Ave Maria Meditations
“Men of Galilee, why do you stand looking into heaven? This Jesus, who was taken up from you into heaven, will come in the same way as you saw him go into heaven.” (Acts 1:11)
Our present meditation and reflection is on the Second Glorious Mystery, the Ascension of Our Lord from earth to Heaven. With this, the Second Glorious Mystery, we complete our reflections on Christ’s sensibly perceptible stay on earth. When God became Man He began His earthly and, I qualify, sensibly perceptible Presence when He was conceived by Mary at Nazareth.

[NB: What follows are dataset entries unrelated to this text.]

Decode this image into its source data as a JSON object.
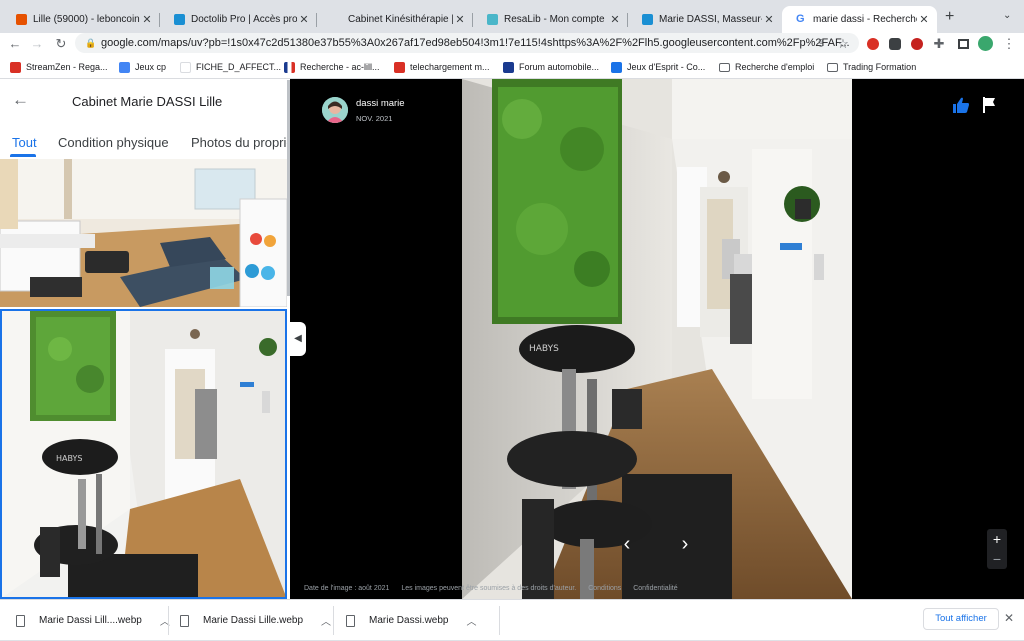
{
  "tabs": [
    {
      "title": "Lille (59000) - leboncoin",
      "favicon_color": "#e65100"
    },
    {
      "title": "Doctolib Pro | Accès profe",
      "favicon_color": "#1a8fd3"
    },
    {
      "title": "Cabinet Kinésithérapie | M",
      "favicon_color": "#dee1e6"
    },
    {
      "title": "ResaLib - Mon compte",
      "favicon_color": "#4ab6c9"
    },
    {
      "title": "Marie DASSI, Masseur-kin",
      "favicon_color": "#1a8fd3"
    },
    {
      "title": "marie dassi - Recherche G",
      "favicon_color": "#4285f4"
    }
  ],
  "new_tab": "+",
  "toolbar": {
    "url": "google.com/maps/uv?pb=!1s0x47c2d51380e37b55%3A0x267af17ed98eb504!3m1!7e115!4shttps%3A%2F%2Flh5.googleusercontent.com%2Fp%2FAF..."
  },
  "bookmarks": [
    {
      "label": "StreamZen - Rega...",
      "color": "#d93025"
    },
    {
      "label": "Jeux cp",
      "color": "#4285f4"
    },
    {
      "label": "FICHE_D_AFFECT...",
      "color": "#ffffff"
    },
    {
      "label": "Recherche - ac-lill...",
      "color": "#1a73e8"
    },
    {
      "label": "telechargement m...",
      "color": "#d93025"
    },
    {
      "label": "Forum automobile...",
      "color": "#1a3a8f"
    },
    {
      "label": "Jeux d'Esprit - Co...",
      "color": "#1a73e8"
    },
    {
      "label": "Recherche d'emploi",
      "color": "#5f6368"
    },
    {
      "label": "Trading Formation",
      "color": "#5f6368"
    }
  ],
  "panel": {
    "title": "Cabinet Marie DASSI Lille",
    "tabs": [
      "Tout",
      "Condition physique",
      "Photos du propriétaire"
    ]
  },
  "photo": {
    "uploader": "dassi marie",
    "date": "NOV. 2021",
    "footer": [
      "Date de l'image : août 2021",
      "Les images peuvent être soumises à des droits d'auteur.",
      "Conditions",
      "Confidentialité"
    ],
    "chair_brand": "HABYS"
  },
  "zoom": {
    "in": "+",
    "out": "−"
  },
  "downloads": {
    "files": [
      "Marie Dassi Lill....webp",
      "Marie Dassi Lille.webp",
      "Marie Dassi.webp"
    ],
    "show_all": "Tout afficher"
  }
}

As we begin this meditation, I cannot exaggerate the importance of realizing that for thirty some years God became Man and was on earth visibly, sensibly perceptible – that since the Ascension God become Man, I repeat become Man, is indeed in Heaven at the Right hand of His heavenly Father, but He is also and that word also is at the heart of our Catholic Faith – He is also on the earth in the Holy Eucharist. Christ then completed this earthly and I then repeat visibly perceptible stay, He completed this kind of earthly stay on Ascension Thursday forty days after Easter.
Jesus Christ Is Alive and Present on Earth

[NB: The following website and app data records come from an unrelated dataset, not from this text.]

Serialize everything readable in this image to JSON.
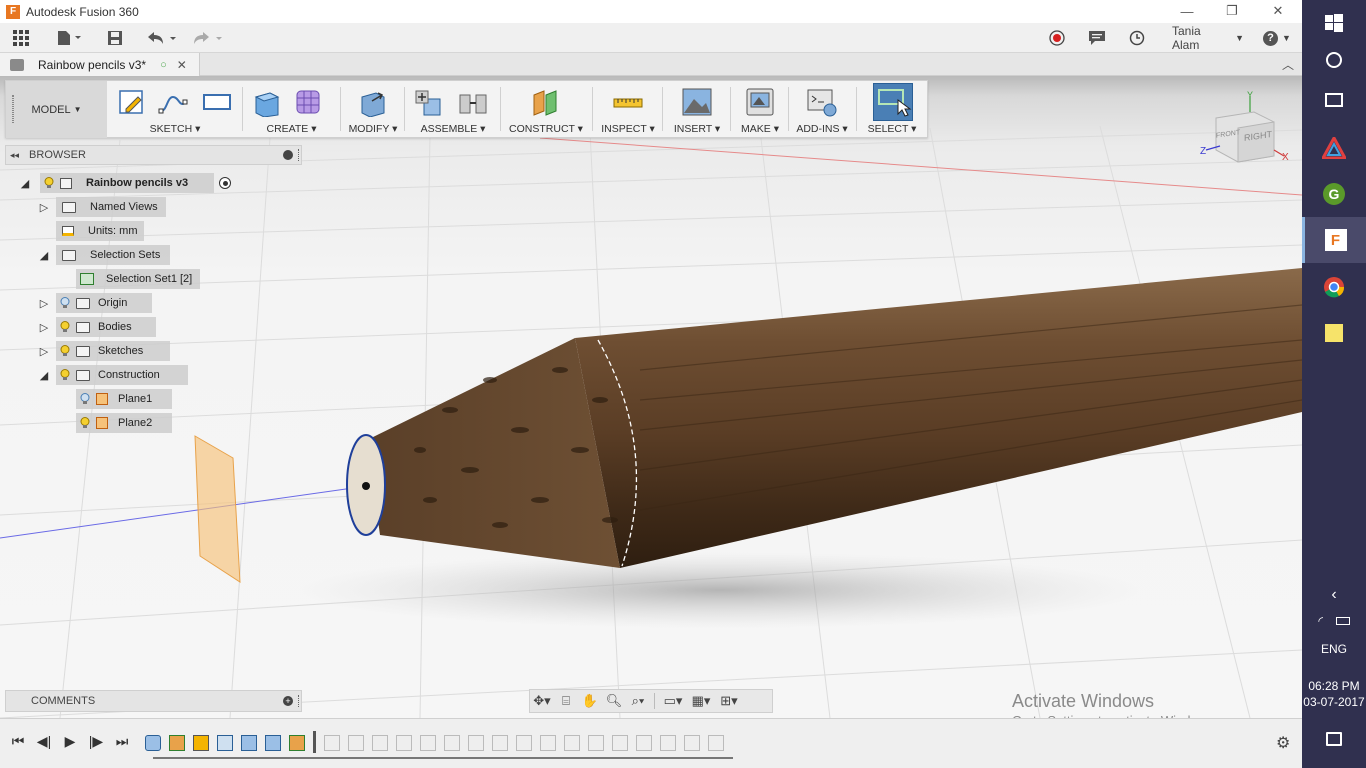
{
  "window": {
    "title": "Autodesk Fusion 360",
    "logo_letter": "F",
    "controls": {
      "minimize": "—",
      "maximize": "❐",
      "close": "✕"
    }
  },
  "app_toolbar": {
    "user": "Tania Alam",
    "help": "?"
  },
  "document_tab": {
    "label": "Rainbow pencils v3*"
  },
  "ribbon": {
    "workspace": "MODEL",
    "groups": [
      {
        "label": "SKETCH"
      },
      {
        "label": "CREATE"
      },
      {
        "label": "MODIFY"
      },
      {
        "label": "ASSEMBLE"
      },
      {
        "label": "CONSTRUCT"
      },
      {
        "label": "INSPECT"
      },
      {
        "label": "INSERT"
      },
      {
        "label": "MAKE"
      },
      {
        "label": "ADD-INS"
      },
      {
        "label": "SELECT"
      }
    ]
  },
  "browser": {
    "title": "BROWSER",
    "root": "Rainbow pencils v3",
    "nodes": {
      "named_views": "Named Views",
      "units": "Units: mm",
      "selection_sets": "Selection Sets",
      "selection_set1": "Selection Set1 [2]",
      "origin": "Origin",
      "bodies": "Bodies",
      "sketches": "Sketches",
      "construction": "Construction",
      "plane1": "Plane1",
      "plane2": "Plane2"
    }
  },
  "viewcube": {
    "front": "FRONT",
    "right": "RIGHT",
    "axis_y": "Y",
    "axis_z": "Z",
    "axis_x": "X"
  },
  "comments": {
    "title": "COMMENTS"
  },
  "watermark": {
    "line1": "Activate Windows",
    "line2": "Go to Settings to activate Windows."
  },
  "taskbar": {
    "language": "ENG",
    "time": "06:28 PM",
    "date": "03-07-2017"
  },
  "colors": {
    "accent": "#4a7fb5",
    "taskbar": "#30304f",
    "wood": "#6b4a2e",
    "fusion_orange": "#e87722"
  }
}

We’re still on the introduction. It is also critically important to stress that once Christ rose from the dead, Jesus Christ remains Jesus Christ. The only difference and the only limitation is on our side. He did, indeed, ascend to Heaven but I repeat and it is no mere verbal repetition; the Catholic Church is only, underline the adverb, only as strong as her bishops, priests, religious and the laity believe that Jesus Christ is alive and is present on earth, True God and True Man, in the Blessed Sacrament of the Altar.
But that the same identical Jesus Christ – shall we say also, let’s drop the word also – is present in Heaven. In Heaven He is seen by the angels and saints. On earth, He is seen only with the eyes of Faith, but objectively, really It is the same Jesus in Heaven since His Ascension and on earth in the Eucharist.
+ the Servant of God, Fr. John A. Hardon, SJ